EXERCISE AIM
Please find every line in the records below that contains the word "stage", and copy it.

PROVIDED DATA
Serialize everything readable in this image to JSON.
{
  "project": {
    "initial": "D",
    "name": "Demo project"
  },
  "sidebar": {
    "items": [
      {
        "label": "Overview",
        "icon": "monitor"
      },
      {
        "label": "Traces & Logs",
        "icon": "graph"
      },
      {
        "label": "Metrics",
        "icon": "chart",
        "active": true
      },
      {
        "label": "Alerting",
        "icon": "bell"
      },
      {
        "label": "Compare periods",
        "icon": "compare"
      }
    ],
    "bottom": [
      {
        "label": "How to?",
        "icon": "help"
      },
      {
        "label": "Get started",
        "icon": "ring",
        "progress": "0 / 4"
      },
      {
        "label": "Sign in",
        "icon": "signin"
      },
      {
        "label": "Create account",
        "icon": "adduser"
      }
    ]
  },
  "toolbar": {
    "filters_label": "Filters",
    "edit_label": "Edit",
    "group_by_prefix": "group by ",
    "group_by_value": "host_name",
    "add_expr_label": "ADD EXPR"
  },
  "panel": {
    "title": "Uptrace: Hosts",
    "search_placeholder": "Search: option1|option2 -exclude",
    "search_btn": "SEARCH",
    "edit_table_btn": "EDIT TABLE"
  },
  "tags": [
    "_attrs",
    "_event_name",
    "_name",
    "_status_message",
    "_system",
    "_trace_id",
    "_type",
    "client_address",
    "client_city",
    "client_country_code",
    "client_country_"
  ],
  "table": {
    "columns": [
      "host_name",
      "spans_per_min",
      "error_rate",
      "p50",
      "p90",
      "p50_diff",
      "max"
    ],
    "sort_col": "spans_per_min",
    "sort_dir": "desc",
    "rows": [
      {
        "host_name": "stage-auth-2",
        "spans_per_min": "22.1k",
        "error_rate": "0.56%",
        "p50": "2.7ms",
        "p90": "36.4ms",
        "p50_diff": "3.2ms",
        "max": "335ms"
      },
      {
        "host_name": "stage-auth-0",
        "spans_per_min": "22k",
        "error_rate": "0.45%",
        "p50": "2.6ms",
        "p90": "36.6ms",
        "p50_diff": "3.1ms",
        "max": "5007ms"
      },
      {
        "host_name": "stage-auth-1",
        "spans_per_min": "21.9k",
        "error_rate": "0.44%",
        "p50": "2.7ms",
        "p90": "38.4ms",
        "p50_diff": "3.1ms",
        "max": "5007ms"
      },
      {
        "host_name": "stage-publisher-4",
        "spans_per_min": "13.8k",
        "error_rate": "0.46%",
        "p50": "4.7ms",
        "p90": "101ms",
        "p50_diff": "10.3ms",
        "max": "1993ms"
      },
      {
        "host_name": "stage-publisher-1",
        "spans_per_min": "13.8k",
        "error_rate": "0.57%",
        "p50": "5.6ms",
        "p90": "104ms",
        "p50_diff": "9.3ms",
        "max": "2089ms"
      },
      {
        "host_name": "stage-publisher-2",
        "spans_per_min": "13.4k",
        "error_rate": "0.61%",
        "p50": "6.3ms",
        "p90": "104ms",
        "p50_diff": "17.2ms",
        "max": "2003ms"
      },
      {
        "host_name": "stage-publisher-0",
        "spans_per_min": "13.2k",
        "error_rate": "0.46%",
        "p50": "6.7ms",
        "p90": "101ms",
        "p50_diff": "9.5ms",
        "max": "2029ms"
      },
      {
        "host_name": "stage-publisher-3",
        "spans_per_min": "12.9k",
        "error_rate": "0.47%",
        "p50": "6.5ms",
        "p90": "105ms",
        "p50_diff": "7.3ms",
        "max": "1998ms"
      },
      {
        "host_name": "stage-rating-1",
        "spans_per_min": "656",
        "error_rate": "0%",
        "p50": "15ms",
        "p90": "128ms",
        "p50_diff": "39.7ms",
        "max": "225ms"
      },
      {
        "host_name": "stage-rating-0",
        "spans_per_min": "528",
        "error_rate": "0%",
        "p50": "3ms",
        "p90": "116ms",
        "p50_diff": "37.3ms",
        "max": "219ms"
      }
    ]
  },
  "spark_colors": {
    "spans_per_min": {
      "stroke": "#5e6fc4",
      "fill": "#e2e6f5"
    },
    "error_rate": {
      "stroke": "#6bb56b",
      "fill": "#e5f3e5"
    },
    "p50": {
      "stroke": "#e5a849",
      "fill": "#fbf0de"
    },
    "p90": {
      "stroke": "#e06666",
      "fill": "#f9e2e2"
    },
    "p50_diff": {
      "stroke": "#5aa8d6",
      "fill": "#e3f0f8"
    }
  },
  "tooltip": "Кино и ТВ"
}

EXERCISE RESPONSE
        "host_name": "stage-auth-2",
        "host_name": "stage-auth-0",
        "host_name": "stage-auth-1",
        "host_name": "stage-publisher-4",
        "host_name": "stage-publisher-1",
        "host_name": "stage-publisher-2",
        "host_name": "stage-publisher-0",
        "host_name": "stage-publisher-3",
        "host_name": "stage-rating-1",
        "host_name": "stage-rating-0",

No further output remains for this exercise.